Required action: Output the full set of records exactly.

Exercise materials:

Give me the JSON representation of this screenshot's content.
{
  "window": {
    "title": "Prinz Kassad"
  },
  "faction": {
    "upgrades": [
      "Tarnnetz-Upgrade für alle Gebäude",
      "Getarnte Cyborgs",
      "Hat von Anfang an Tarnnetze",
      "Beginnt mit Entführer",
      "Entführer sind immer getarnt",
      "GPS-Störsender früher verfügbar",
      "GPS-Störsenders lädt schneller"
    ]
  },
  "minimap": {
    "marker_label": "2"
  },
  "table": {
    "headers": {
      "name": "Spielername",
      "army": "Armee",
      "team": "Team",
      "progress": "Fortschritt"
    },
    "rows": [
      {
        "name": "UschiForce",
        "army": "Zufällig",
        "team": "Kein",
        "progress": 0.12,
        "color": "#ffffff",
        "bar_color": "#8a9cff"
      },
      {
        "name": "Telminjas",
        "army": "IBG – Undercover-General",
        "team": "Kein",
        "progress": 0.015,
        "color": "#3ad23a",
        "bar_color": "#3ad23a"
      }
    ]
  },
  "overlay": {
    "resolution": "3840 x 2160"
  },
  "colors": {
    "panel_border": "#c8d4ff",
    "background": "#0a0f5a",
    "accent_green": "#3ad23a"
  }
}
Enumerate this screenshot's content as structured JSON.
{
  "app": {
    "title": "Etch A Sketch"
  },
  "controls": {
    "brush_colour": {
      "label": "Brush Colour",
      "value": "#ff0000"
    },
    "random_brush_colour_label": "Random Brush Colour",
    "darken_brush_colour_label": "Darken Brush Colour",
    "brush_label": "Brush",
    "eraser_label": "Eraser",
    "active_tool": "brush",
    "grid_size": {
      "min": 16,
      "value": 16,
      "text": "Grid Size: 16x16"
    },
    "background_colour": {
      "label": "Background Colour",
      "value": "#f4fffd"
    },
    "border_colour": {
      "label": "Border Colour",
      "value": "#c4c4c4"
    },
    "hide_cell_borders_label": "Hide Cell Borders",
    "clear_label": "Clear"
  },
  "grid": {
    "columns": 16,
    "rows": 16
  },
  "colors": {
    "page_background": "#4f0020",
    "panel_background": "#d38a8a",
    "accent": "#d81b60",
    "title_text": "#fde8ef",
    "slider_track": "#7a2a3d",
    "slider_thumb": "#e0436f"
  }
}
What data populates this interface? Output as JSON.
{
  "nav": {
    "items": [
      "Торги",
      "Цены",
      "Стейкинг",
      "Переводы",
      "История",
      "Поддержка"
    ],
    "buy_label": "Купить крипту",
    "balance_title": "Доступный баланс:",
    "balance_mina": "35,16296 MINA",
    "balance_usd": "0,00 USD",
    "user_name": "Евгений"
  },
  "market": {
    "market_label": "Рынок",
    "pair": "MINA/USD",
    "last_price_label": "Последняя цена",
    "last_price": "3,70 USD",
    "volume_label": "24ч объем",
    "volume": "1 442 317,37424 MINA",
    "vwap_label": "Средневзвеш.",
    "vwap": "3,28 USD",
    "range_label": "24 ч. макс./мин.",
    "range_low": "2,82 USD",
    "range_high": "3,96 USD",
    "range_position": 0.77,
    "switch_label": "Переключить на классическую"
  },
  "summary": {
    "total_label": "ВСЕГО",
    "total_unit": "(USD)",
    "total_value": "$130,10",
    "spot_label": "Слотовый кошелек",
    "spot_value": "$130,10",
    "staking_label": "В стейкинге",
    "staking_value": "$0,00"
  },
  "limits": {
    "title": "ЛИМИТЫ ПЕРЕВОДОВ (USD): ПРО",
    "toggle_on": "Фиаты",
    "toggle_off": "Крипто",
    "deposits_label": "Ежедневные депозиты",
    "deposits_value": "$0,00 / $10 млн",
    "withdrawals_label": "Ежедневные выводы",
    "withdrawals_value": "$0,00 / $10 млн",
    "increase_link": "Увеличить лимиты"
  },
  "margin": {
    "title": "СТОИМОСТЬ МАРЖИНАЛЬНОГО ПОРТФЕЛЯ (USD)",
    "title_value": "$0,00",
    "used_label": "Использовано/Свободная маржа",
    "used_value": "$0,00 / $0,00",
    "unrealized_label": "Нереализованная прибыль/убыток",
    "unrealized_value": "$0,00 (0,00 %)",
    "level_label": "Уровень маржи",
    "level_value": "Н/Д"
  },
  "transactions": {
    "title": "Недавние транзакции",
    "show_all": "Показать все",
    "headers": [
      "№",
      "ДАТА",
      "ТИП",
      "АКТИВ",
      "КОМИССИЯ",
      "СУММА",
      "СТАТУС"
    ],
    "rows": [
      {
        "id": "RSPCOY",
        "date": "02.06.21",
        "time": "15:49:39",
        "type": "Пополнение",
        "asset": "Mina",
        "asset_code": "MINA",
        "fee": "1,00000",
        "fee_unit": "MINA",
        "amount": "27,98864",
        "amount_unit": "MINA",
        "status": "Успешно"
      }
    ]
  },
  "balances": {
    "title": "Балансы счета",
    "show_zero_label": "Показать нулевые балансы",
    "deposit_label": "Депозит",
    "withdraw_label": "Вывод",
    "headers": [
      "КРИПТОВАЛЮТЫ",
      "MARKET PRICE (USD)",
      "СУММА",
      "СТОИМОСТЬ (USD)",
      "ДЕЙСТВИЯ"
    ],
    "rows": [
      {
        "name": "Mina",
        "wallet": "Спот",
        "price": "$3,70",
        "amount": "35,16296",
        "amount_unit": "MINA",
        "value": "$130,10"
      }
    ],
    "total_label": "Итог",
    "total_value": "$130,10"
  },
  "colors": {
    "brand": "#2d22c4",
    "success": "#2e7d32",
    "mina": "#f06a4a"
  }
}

Reply to the task:
Give me the JSON representation of this screenshot's content.
{
  "window": {
    "title": "Prinz Kassad"
  },
  "faction": {
    "upgrades": [
      "Tarnnetz-Upgrade für alle Gebäude",
      "Getarnte Cyborgs",
      "Hat von Anfang an Tarnnetze",
      "Beginnt mit Entführer",
      "Entführer sind immer getarnt",
      "GPS-Störsender früher verfügbar",
      "GPS-Störsenders lädt schneller"
    ]
  },
  "minimap": {
    "marker_label": "2"
  },
  "table": {
    "headers": {
      "name": "Spielername",
      "army": "Armee",
      "team": "Team",
      "progress": "Fortschritt"
    },
    "rows": [
      {
        "name": "UschiForce",
        "army": "Zufällig",
        "team": "Kein",
        "progress": 0.12,
        "color": "#ffffff",
        "bar_color": "#8a9cff"
      },
      {
        "name": "Telminjas",
        "army": "IBG – Undercover-General",
        "team": "Kein",
        "progress": 0.015,
        "color": "#3ad23a",
        "bar_color": "#3ad23a"
      }
    ]
  },
  "overlay": {
    "resolution": "3840 x 2160"
  },
  "colors": {
    "panel_border": "#c8d4ff",
    "background": "#0a0f5a",
    "accent_green": "#3ad23a"
  }
}
Enumerate this screenshot's content as structured JSON.
{
  "app": {
    "title": "Etch A Sketch"
  },
  "controls": {
    "brush_colour": {
      "label": "Brush Colour",
      "value": "#ff0000"
    },
    "random_brush_colour_label": "Random Brush Colour",
    "darken_brush_colour_label": "Darken Brush Colour",
    "brush_label": "Brush",
    "eraser_label": "Eraser",
    "active_tool": "brush",
    "grid_size": {
      "min": 16,
      "value": 16,
      "text": "Grid Size: 16x16"
    },
    "background_colour": {
      "label": "Background Colour",
      "value": "#f4fffd"
    },
    "border_colour": {
      "label": "Border Colour",
      "value": "#c4c4c4"
    },
    "hide_cell_borders_label": "Hide Cell Borders",
    "clear_label": "Clear"
  },
  "grid": {
    "columns": 16,
    "rows": 16
  },
  "colors": {
    "page_background": "#4f0020",
    "panel_background": "#d38a8a",
    "accent": "#d81b60",
    "title_text": "#fde8ef",
    "slider_track": "#7a2a3d",
    "slider_thumb": "#e0436f"
  }
}
What data populates this interface? Output as JSON.
{
  "nav": {
    "items": [
      "Торги",
      "Цены",
      "Стейкинг",
      "Переводы",
      "История",
      "Поддержка"
    ],
    "buy_label": "Купить крипту",
    "balance_title": "Доступный баланс:",
    "balance_mina": "35,16296 MINA",
    "balance_usd": "0,00 USD",
    "user_name": "Евгений"
  },
  "market": {
    "market_label": "Рынок",
    "pair": "MINA/USD",
    "last_price_label": "Последняя цена",
    "last_price": "3,70 USD",
    "volume_label": "24ч объем",
    "volume": "1 442 317,37424 MINA",
    "vwap_label": "Средневзвеш.",
    "vwap": "3,28 USD",
    "range_label": "24 ч. макс./мин.",
    "range_low": "2,82 USD",
    "range_high": "3,96 USD",
    "range_position": 0.77,
    "switch_label": "Переключить на классическую"
  },
  "summary": {
    "total_label": "ВСЕГО",
    "total_unit": "(USD)",
    "total_value": "$130,10",
    "spot_label": "Слотовый кошелек",
    "spot_value": "$130,10",
    "staking_label": "В стейкинге",
    "staking_value": "$0,00"
  },
  "limits": {
    "title": "ЛИМИТЫ ПЕРЕВОДОВ (USD): ПРО",
    "toggle_on": "Фиаты",
    "toggle_off": "Крипто",
    "deposits_label": "Ежедневные депозиты",
    "deposits_value": "$0,00 / $10 млн",
    "withdrawals_label": "Ежедневные выводы",
    "withdrawals_value": "$0,00 / $10 млн",
    "increase_link": "Увеличить лимиты"
  },
  "margin": {
    "title": "СТОИМОСТЬ МАРЖИНАЛЬНОГО ПОРТФЕЛЯ (USD)",
    "title_value": "$0,00",
    "used_label": "Использовано/Свободная маржа",
    "used_value": "$0,00 / $0,00",
    "unrealized_label": "Нереализованная прибыль/убыток",
    "unrealized_value": "$0,00 (0,00 %)",
    "level_label": "Уровень маржи",
    "level_value": "Н/Д"
  },
  "transactions": {
    "title": "Недавние транзакции",
    "show_all": "Показать все",
    "headers": [
      "№",
      "ДАТА",
      "ТИП",
      "АКТИВ",
      "КОМИССИЯ",
      "СУММА",
      "СТАТУС"
    ],
    "rows": [
      {
        "id": "RSPCOY",
        "date": "02.06.21",
        "time": "15:49:39",
        "type": "Пополнение",
        "asset": "Mina",
        "asset_code": "MINA",
        "fee": "1,00000",
        "fee_unit": "MINA",
        "amount": "27,98864",
        "amount_unit": "MINA",
        "status": "Успешно"
      }
    ]
  },
  "balances": {
    "title": "Балансы счета",
    "show_zero_label": "Показать нулевые балансы",
    "deposit_label": "Депозит",
    "withdraw_label": "Вывод",
    "headers": [
      "КРИПТОВАЛЮТЫ",
      "MARKET PRICE (USD)",
      "СУММА",
      "СТОИМОСТЬ (USD)",
      "ДЕЙСТВИЯ"
    ],
    "rows": [
      {
        "name": "Mina",
        "wallet": "Спот",
        "price": "$3,70",
        "amount": "35,16296",
        "amount_unit": "MINA",
        "value": "$130,10"
      }
    ],
    "total_label": "Итог",
    "total_value": "$130,10"
  },
  "colors": {
    "brand": "#2d22c4",
    "success": "#2e7d32",
    "mina": "#f06a4a"
  }
}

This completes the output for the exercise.